Implementation: The birth of a new brand
So after all that, now you have this fantastic brand plan to act as the framework for your rebrand. Next comes making it real and tangible, which means working with your creative team to develop creative standards (or brand guidelines) that reflect your new direction. These guidelines should contain all the relevant information from the brand plan that can be used for marketing, as well as defining visual elements (logos, fonts, colors, and photography and illustration style). Our brand guidelines blog post covers all this in detail.
Once everything is settled, it’s time to launch your new brand! As exciting as it is, it’s important not to rush into it, or implement it piecemeal by peppering your old brand with bits of the new while it is still under development. Brand launches should be tiered, with internal communication first so expectations are set, then customer communication, followed by public communication. Depending on your brand visibility, you may want to consider an iterative approach to introducing your new brand, such as a temporary logo that bridges the new and the old so people know they’re in the right spot (if you’ve changed your name, this is especially important).
Understand where you are—and where you need to go
Following these steps won’t automatically give you perfect brand clarity or guarantee that you’ll redefine what a great brand looks like in your industry, but it should help you understand what the framework of this process looks like, and show you the tools you need to have discussions internally about what your goals for this process are.

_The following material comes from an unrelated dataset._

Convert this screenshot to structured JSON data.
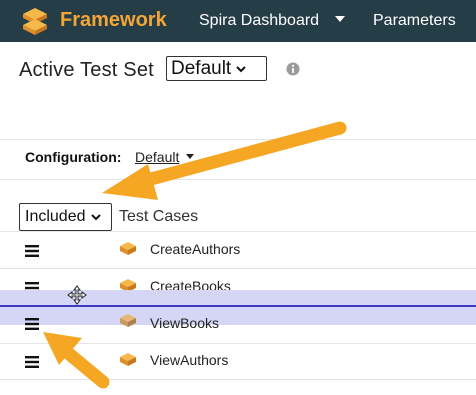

Want to learn more? Here are some examples of brands that have mastered their voice, and here’s a full collection of all of our own brand development content. Still want more? If you want one-on-one help with your brand, you can always call us.